[Items from an interface collection]

+++++

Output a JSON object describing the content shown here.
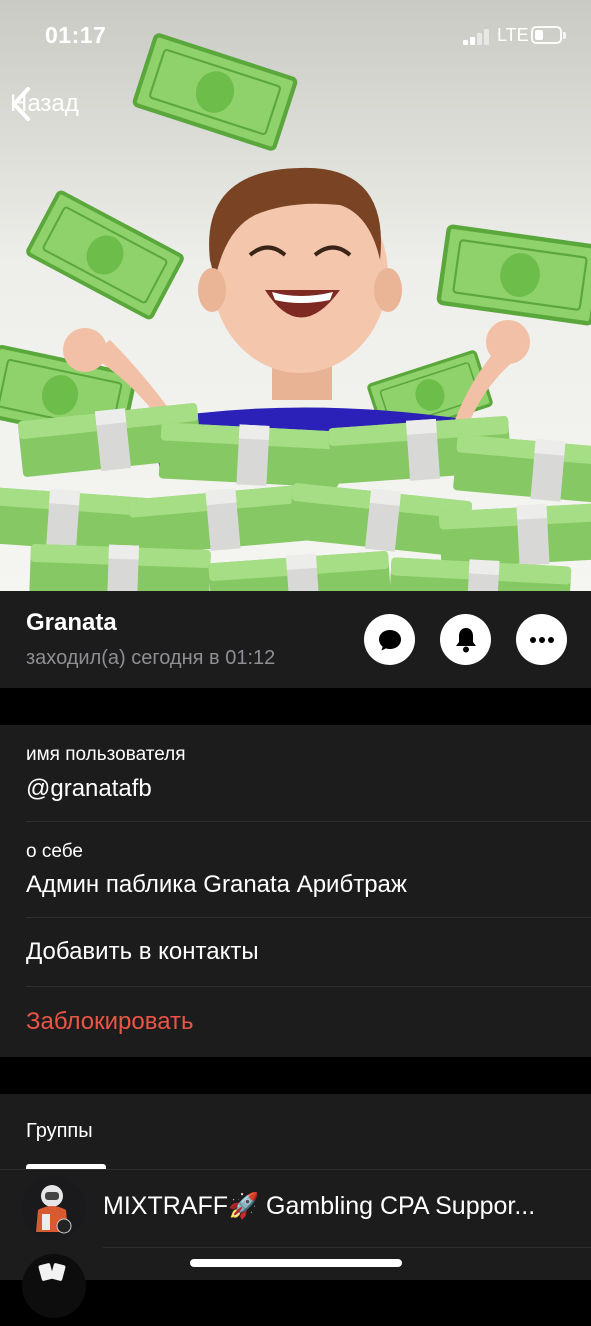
{
  "status_bar": {
    "time": "01:17",
    "network": "LTE",
    "battery_icon": "battery-low-icon",
    "signal_icon": "signal-bars-icon"
  },
  "nav": {
    "back_label": "Назад",
    "back_icon": "chevron-left-icon"
  },
  "hero": {
    "description_icon": "memoji-money-rain-image"
  },
  "profile": {
    "name": "Granata",
    "last_seen": "заходил(а) сегодня в 01:12",
    "actions": [
      {
        "icon": "message-bubble-icon"
      },
      {
        "icon": "bell-icon"
      },
      {
        "icon": "more-dots-icon"
      }
    ]
  },
  "info": {
    "username_label": "имя пользователя",
    "username_value": "@granatafb",
    "bio_label": "о себе",
    "bio_value": "Админ паблика Granata Арибтраж",
    "add_contact": "Добавить в контакты",
    "block": "Заблокировать"
  },
  "groups": {
    "title": "Группы",
    "items": [
      {
        "name": "MIXTRAFF🚀 Gambling CPA Suppor..."
      },
      {
        "name": ""
      }
    ]
  },
  "colors": {
    "accent_destructive": "#eb5545",
    "background": "#000000",
    "cell": "#1c1c1d",
    "secondary_text": "#8e8e93"
  }
}
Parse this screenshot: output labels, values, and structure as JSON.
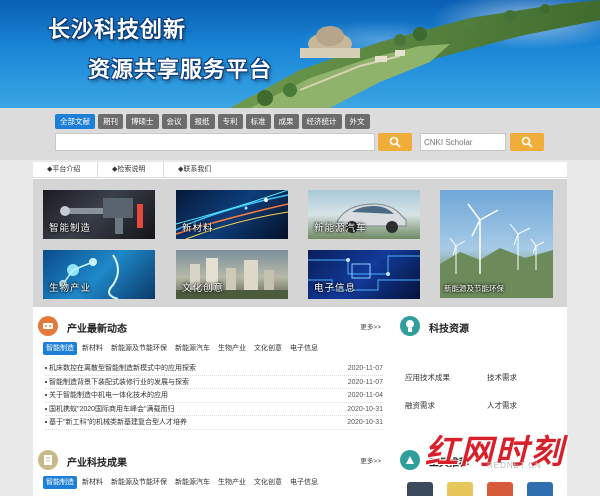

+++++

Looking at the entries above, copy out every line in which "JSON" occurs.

Completed exercise:
Output a JSON object describing the content shown here.
Parse this screenshot: output labels, values, and structure as JSON.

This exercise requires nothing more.